SEATTLE -- Three members of a sophisticated international cybercrime group are accused of hacking more than 100 American companies.
U.S. attorney Annette L. Hayes announced the arrests and charges during a press conference at the FBI's Seattle Field Office. One man was arrested in Seattle and the other two were taken into custody in Poland and Spain.
Newly unsealed federal indictments revealed three Ukrainian nationals -- Dmytro Fedorov, 44, Fedir Hladyr, 33, and Andrii Kolpakov, 30 -- are members of FIN7, a prolific hacking group.
FIN7 is accused of attacking more than 100 U.S. companies since 2015. The majority of the companies were in the restaurant, gaming and hospitality industries.
The group breached the computer networks of businesses in 47 states and the District of Columbia, according to Hayes. The group allegedly stole more than 15 million customer card records at 3,600 business locations -- including chains such as Chipotle, Chili's, Arby's, Red Robin and Jason's Deli.
Many of the first hacks happened in Western Washington, and the U.S. Attorney's Office says Chipotle, Arby's and Jason's Deli had the most card records stolen.
Nationwide, the losses to businesses totaled in the tens of millions of dollars.
Officials say if you are one of the 15 million customers affected, you should have been contacted by your bank or credit company alerting you of fraudulent or suspicious activity. People affected would have automatically received a new card in the mail.
Western Washington's own Emerald Queen Casino was also targeted but was able to stop the intrusion. No customer data was stolen from EQC.
“Protecting consumers and companies who use the internet to conduct business – both large chains and small ‘mom and pop’ stores -- is a top priority for all of us in the Department of Justice,” Hayes said. “Cyber criminals who believe that they can hide in faraway countries and operate from behind keyboards without getting caught are just plain wrong.
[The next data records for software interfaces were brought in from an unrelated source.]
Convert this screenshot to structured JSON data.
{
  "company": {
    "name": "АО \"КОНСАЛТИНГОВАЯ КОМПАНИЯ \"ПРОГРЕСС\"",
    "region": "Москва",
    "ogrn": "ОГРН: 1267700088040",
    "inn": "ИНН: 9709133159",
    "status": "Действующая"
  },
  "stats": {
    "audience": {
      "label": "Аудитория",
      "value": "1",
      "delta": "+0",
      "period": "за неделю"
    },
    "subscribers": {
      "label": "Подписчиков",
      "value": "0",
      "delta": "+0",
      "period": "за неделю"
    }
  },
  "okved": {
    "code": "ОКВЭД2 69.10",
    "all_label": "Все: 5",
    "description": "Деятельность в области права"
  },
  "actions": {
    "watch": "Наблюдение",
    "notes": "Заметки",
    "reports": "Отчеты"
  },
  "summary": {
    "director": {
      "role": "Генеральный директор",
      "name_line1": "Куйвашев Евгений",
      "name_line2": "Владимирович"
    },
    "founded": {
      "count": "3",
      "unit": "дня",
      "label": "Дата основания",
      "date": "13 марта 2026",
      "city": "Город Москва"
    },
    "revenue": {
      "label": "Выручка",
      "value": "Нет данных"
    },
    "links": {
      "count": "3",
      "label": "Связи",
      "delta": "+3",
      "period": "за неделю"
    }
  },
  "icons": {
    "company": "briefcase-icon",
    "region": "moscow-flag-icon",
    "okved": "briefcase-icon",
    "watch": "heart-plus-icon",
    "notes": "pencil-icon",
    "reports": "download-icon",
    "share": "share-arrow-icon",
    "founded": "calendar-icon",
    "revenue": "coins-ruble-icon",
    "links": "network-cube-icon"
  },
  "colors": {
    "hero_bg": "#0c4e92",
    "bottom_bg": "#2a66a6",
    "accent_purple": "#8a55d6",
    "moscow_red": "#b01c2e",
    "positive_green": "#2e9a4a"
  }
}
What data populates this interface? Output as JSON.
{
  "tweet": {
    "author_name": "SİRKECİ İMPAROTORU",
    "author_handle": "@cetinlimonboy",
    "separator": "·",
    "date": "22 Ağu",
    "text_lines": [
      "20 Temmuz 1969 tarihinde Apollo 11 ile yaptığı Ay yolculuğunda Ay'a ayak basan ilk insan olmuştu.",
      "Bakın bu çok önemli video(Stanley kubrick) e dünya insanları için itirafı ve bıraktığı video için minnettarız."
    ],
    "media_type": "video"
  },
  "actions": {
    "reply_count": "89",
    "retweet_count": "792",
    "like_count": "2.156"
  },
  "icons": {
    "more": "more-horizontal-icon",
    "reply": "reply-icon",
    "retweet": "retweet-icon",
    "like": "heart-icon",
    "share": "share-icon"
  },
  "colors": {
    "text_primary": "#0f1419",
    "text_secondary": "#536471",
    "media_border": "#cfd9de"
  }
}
We will continue our longstanding work with partners around the world to ensure cyber criminals are identified and held to account for the harm that they do – both to our pocketbooks and our ability to rely on the cyber networks we use.”
Each of the FIN7 conspirators is charged with 26 felony counts alleging conspiracy, wire fraud, computer hacking, access device fraud and aggravated identity theft.
“The three Ukrainian nationals indicted today allegedly were part of a prolific hacking group that targeted American companies and citizens by stealing valuable consumer data, including personal credit card information, that they then sold on the Darknet,” Assistant Attorney General Benczkowski said. “Because hackers are committed to finding new ways to harm the American public and our economy, the Department of Justice remains steadfast in its commitment to working with our law enforcement partners to identify, interdict, and prosecute those responsible for these threats.”
FBI Special Agent Jay Tabb says the case was one of the largest it has handled, in terms of loss, number of victims and the size of the criminal organization.
“The naming of these FIN7 leaders marks a major step towards dismantling this sophisticated criminal enterprise," said Special Agent in Charge Jay S. Tabb Jr., of the FBI's Seattle Field Office. “As the lead federal agency for cyber-attack investigations, the FBI will continue to work with its law enforcement partners worldwide to pursue the members of this devious group, and hold them accountable for stealing from American businesses and individuals.”
FBI agents at the Seattle branch are being credited for identifying some of the suspects in this case.
Although card records were the primary target, the indictment does point out several times that FIN7 obtained personal information. For example, in 2017 the indictment states that they obtained 1,000 user names and passwords of generic company accounts and employee accounts.
Investigators are still trying to figure out the scope of how much information FIN 7 managed to steal. Everyone is urged to check financial accounts regularly and contact your bank or credit card companies if there are any fraudulent charges.
Credit card companies say customers are not liable for fraudulent charges.